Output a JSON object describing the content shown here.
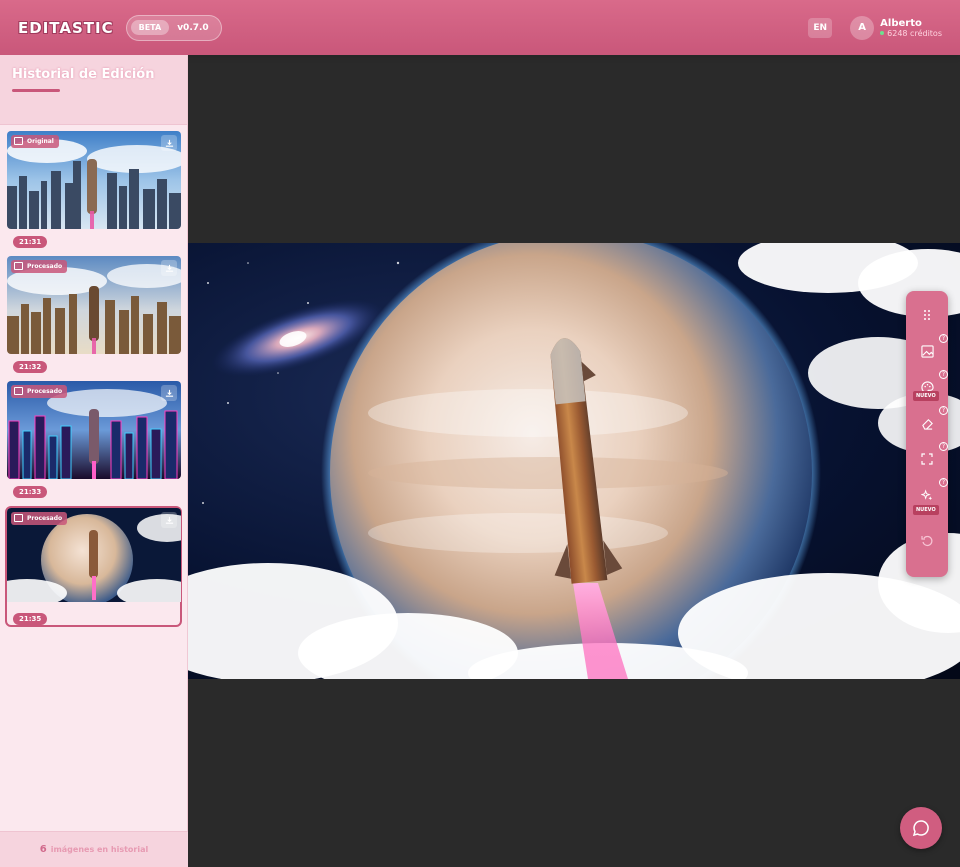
{
  "app": {
    "logo": "EDITASTIC",
    "beta_label": "BETA",
    "version": "v0.7.0"
  },
  "header": {
    "language": "EN",
    "user": {
      "initial": "A",
      "name": "Alberto",
      "credits": "6248 créditos"
    }
  },
  "sidebar": {
    "title": "Historial de Edición",
    "footer_count": "6",
    "footer_text": "imágenes en historial",
    "items": [
      {
        "tag": "Original",
        "time": "21:31"
      },
      {
        "tag": "Procesado",
        "time": "21:32"
      },
      {
        "tag": "Procesado",
        "time": "21:33"
      },
      {
        "tag": "Procesado",
        "time": "21:35"
      }
    ]
  },
  "tools": {
    "items": [
      "drag-handle-icon",
      "image-edit-icon",
      "palette-icon",
      "eraser-icon",
      "expand-icon",
      "sparkles-icon",
      "undo-icon"
    ],
    "new_label": "NUEVO"
  },
  "colors": {
    "brand": "#c9577a",
    "header": "#d96a8a",
    "sidebar_bg": "#fbe8ee",
    "canvas_bg": "#2a2a2a"
  }
}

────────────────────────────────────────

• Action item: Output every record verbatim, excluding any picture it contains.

• Result for this exercise:
Output a JSON object describing the content shown here.
{
  "app": {
    "logo": "EDITASTIC",
    "beta_label": "BETA",
    "version": "v0.7.0"
  },
  "header": {
    "language": "EN",
    "user": {
      "initial": "A",
      "name": "Alberto",
      "credits": "6248 créditos"
    }
  },
  "sidebar": {
    "title": "Historial de Edición",
    "footer_count": "6",
    "footer_text": "imágenes en historial",
    "items": [
      {
        "tag": "Original",
        "time": "21:31"
      },
      {
        "tag": "Procesado",
        "time": "21:32"
      },
      {
        "tag": "Procesado",
        "time": "21:33"
      },
      {
        "tag": "Procesado",
        "time": "21:35"
      }
    ]
  },
  "tools": {
    "items": [
      "drag-handle-icon",
      "image-edit-icon",
      "palette-icon",
      "eraser-icon",
      "expand-icon",
      "sparkles-icon",
      "undo-icon"
    ],
    "new_label": "NUEVO"
  },
  "colors": {
    "brand": "#c9577a",
    "header": "#d96a8a",
    "sidebar_bg": "#fbe8ee",
    "canvas_bg": "#2a2a2a"
  }
}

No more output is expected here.